* Exercise directions
Below are records to be output exactly, every one of them.

━━━ Supplied material

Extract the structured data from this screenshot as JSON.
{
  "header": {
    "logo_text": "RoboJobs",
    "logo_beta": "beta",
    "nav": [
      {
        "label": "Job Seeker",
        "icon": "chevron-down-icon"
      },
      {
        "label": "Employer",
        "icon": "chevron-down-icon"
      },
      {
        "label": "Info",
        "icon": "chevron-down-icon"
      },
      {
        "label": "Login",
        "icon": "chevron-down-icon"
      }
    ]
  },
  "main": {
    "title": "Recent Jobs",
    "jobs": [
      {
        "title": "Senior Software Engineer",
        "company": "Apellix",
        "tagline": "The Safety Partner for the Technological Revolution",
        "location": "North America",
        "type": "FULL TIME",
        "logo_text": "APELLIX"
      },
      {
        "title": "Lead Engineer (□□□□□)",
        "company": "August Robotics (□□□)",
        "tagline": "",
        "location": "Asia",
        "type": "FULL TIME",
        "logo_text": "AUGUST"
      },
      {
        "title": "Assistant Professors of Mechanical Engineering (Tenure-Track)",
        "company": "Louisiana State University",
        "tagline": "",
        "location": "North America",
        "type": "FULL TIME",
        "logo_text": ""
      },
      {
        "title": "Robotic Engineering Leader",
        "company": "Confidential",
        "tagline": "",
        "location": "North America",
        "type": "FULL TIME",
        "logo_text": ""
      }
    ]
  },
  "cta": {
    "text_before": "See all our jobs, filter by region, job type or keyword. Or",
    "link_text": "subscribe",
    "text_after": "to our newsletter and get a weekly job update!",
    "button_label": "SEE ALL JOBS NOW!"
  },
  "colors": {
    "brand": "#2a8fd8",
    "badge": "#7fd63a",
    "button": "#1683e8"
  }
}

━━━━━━

* Task result
Extract the structured data from this screenshot as JSON.
{
  "header": {
    "logo_text": "RoboJobs",
    "logo_beta": "beta",
    "nav": [
      {
        "label": "Job Seeker",
        "icon": "chevron-down-icon"
      },
      {
        "label": "Employer",
        "icon": "chevron-down-icon"
      },
      {
        "label": "Info",
        "icon": "chevron-down-icon"
      },
      {
        "label": "Login",
        "icon": "chevron-down-icon"
      }
    ]
  },
  "main": {
    "title": "Recent Jobs",
    "jobs": [
      {
        "title": "Senior Software Engineer",
        "company": "Apellix",
        "tagline": "The Safety Partner for the Technological Revolution",
        "location": "North America",
        "type": "FULL TIME",
        "logo_text": "APELLIX"
      },
      {
        "title": "Lead Engineer (□□□□□)",
        "company": "August Robotics (□□□)",
        "tagline": "",
        "location": "Asia",
        "type": "FULL TIME",
        "logo_text": "AUGUST"
      },
      {
        "title": "Assistant Professors of Mechanical Engineering (Tenure-Track)",
        "company": "Louisiana State University",
        "tagline": "",
        "location": "North America",
        "type": "FULL TIME",
        "logo_text": ""
      },
      {
        "title": "Robotic Engineering Leader",
        "company": "Confidential",
        "tagline": "",
        "location": "North America",
        "type": "FULL TIME",
        "logo_text": ""
      }
    ]
  },
  "cta": {
    "text_before": "See all our jobs, filter by region, job type or keyword. Or",
    "link_text": "subscribe",
    "text_after": "to our newsletter and get a weekly job update!",
    "button_label": "SEE ALL JOBS NOW!"
  },
  "colors": {
    "brand": "#2a8fd8",
    "badge": "#7fd63a",
    "button": "#1683e8"
  }
}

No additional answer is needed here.